Material for the task START
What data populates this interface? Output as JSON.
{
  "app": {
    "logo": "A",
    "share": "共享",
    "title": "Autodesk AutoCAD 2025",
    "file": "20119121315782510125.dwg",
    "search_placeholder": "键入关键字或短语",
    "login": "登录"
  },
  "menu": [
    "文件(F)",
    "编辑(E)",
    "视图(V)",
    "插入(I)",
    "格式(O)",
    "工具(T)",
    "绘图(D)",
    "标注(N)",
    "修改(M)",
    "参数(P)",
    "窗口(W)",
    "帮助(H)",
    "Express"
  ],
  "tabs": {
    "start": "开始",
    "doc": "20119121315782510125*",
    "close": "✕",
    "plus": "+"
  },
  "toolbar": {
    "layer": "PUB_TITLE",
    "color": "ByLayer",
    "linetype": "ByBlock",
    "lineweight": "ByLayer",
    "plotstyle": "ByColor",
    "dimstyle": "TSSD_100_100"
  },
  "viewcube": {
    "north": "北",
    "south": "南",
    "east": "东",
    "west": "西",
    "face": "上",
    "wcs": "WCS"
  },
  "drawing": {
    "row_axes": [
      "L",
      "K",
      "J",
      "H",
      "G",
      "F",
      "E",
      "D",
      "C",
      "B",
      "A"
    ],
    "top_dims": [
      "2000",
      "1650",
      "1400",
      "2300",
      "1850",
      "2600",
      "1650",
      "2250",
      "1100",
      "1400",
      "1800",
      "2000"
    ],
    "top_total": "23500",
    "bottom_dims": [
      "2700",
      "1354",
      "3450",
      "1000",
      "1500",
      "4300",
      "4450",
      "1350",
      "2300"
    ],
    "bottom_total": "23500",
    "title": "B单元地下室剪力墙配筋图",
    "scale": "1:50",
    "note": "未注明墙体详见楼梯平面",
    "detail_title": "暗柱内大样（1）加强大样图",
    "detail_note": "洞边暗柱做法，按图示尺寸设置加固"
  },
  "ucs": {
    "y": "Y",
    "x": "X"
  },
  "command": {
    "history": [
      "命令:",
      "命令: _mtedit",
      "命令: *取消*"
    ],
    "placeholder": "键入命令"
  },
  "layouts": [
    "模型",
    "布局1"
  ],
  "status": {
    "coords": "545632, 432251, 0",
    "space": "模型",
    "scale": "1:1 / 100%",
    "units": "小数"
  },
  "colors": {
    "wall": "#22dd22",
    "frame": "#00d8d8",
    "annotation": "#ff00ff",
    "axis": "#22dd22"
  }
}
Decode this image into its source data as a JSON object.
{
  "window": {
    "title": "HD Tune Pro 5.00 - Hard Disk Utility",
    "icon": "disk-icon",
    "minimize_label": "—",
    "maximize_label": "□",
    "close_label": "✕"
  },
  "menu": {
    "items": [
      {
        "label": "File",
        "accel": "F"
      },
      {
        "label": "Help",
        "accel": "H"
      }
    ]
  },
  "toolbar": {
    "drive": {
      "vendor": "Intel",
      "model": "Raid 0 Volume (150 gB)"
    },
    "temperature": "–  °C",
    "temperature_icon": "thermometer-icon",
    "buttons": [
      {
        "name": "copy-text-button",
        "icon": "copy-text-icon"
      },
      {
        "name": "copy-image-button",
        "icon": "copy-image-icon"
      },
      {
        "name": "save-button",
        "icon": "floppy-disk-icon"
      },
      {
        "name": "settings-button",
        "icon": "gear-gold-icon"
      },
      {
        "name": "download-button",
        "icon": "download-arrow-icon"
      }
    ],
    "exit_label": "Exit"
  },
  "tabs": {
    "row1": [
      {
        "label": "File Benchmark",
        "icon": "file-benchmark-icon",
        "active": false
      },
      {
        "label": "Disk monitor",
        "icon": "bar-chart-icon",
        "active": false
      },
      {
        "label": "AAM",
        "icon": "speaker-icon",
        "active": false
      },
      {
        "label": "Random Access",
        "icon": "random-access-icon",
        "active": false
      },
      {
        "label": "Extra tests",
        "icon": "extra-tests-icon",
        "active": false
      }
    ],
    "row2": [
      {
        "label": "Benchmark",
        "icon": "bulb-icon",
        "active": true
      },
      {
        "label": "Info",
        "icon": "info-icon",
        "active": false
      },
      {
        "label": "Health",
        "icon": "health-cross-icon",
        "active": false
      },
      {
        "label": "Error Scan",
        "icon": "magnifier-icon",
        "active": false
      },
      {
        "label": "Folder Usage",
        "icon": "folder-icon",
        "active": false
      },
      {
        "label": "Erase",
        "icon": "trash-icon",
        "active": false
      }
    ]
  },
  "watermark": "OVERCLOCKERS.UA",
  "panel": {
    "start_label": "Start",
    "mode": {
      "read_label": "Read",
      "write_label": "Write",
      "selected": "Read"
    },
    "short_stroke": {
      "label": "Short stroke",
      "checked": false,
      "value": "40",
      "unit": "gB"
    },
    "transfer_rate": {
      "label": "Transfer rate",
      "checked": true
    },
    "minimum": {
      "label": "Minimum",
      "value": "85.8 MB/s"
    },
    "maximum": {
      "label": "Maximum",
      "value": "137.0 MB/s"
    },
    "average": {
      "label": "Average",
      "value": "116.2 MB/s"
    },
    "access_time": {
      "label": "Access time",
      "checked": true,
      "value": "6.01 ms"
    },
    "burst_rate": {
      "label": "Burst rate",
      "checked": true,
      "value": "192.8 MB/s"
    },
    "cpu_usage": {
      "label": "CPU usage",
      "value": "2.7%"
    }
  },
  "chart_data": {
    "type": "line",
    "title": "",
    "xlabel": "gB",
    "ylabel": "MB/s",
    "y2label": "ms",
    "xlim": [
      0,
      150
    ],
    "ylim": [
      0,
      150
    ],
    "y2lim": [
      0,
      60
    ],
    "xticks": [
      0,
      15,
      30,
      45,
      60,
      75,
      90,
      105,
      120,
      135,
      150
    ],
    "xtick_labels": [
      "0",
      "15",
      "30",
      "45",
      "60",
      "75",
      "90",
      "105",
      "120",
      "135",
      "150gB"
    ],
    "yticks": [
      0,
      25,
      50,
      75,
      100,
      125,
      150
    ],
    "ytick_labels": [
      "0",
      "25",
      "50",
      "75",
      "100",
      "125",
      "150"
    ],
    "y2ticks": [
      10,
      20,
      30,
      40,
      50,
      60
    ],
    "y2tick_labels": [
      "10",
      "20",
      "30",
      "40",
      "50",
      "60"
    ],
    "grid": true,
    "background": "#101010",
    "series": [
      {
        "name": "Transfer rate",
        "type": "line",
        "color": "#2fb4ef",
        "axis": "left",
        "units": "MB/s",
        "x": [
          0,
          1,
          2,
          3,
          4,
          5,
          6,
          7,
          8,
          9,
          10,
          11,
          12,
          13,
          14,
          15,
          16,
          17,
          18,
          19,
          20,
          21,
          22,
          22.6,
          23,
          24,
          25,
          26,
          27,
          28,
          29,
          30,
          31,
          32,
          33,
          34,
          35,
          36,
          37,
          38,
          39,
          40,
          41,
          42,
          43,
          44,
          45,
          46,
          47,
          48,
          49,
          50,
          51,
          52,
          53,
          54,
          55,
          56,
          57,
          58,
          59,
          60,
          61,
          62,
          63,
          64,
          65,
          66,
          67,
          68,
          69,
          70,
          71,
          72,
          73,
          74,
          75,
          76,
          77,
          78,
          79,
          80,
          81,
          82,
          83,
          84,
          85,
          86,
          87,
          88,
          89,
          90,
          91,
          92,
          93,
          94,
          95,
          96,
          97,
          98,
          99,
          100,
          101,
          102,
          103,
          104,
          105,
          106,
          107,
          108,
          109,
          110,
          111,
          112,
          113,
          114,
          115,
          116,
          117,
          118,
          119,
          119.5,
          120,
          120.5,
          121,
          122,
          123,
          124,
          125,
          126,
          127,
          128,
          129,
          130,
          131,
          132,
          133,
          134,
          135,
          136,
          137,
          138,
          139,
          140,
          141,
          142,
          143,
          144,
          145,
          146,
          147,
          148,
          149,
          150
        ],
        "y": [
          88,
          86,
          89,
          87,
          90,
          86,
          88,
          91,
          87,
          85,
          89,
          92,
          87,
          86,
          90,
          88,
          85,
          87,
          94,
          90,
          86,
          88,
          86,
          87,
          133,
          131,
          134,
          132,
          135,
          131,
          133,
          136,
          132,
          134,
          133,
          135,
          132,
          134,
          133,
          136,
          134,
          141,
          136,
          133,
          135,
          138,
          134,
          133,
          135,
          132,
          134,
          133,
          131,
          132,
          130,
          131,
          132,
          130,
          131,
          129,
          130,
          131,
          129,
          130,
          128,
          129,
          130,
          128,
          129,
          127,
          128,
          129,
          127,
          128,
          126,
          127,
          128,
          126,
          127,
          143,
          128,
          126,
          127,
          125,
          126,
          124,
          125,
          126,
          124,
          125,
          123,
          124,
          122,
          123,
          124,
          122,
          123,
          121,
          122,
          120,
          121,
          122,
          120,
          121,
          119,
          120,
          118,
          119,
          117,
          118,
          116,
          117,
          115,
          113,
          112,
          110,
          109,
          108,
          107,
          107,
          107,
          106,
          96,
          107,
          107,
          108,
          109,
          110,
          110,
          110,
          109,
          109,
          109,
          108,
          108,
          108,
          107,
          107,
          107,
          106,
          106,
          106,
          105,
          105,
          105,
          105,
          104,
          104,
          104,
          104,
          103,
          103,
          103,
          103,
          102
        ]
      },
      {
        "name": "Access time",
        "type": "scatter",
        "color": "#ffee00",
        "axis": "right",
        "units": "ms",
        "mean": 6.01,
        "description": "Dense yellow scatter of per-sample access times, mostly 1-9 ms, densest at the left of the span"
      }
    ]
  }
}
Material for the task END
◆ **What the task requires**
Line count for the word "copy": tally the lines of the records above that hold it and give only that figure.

◆ **Result**
4